(Stored dataset items)
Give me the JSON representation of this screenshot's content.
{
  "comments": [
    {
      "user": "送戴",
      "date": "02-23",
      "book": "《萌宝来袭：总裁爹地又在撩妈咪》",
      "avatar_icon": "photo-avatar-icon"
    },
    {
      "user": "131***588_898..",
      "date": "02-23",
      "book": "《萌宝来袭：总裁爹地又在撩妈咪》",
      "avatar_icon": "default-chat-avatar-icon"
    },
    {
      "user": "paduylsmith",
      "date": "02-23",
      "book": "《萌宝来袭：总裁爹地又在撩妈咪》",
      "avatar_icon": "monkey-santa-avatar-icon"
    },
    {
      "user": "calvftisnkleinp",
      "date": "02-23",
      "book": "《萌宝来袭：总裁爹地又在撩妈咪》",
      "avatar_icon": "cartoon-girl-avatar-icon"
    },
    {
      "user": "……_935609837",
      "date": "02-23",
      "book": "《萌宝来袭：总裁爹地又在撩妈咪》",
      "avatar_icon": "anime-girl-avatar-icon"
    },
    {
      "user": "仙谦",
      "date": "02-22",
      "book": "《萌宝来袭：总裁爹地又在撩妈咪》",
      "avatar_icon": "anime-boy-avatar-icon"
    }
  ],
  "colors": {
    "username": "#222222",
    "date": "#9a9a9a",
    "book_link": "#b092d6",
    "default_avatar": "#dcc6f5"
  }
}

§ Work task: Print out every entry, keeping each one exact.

§ Exercise output:
Give me the JSON representation of this screenshot's content.
{
  "comments": [
    {
      "user": "送戴",
      "date": "02-23",
      "book": "《萌宝来袭：总裁爹地又在撩妈咪》",
      "avatar_icon": "photo-avatar-icon"
    },
    {
      "user": "131***588_898..",
      "date": "02-23",
      "book": "《萌宝来袭：总裁爹地又在撩妈咪》",
      "avatar_icon": "default-chat-avatar-icon"
    },
    {
      "user": "paduylsmith",
      "date": "02-23",
      "book": "《萌宝来袭：总裁爹地又在撩妈咪》",
      "avatar_icon": "monkey-santa-avatar-icon"
    },
    {
      "user": "calvftisnkleinp",
      "date": "02-23",
      "book": "《萌宝来袭：总裁爹地又在撩妈咪》",
      "avatar_icon": "cartoon-girl-avatar-icon"
    },
    {
      "user": "……_935609837",
      "date": "02-23",
      "book": "《萌宝来袭：总裁爹地又在撩妈咪》",
      "avatar_icon": "anime-girl-avatar-icon"
    },
    {
      "user": "仙谦",
      "date": "02-22",
      "book": "《萌宝来袭：总裁爹地又在撩妈咪》",
      "avatar_icon": "anime-boy-avatar-icon"
    }
  ],
  "colors": {
    "username": "#222222",
    "date": "#9a9a9a",
    "book_link": "#b092d6",
    "default_avatar": "#dcc6f5"
  }
}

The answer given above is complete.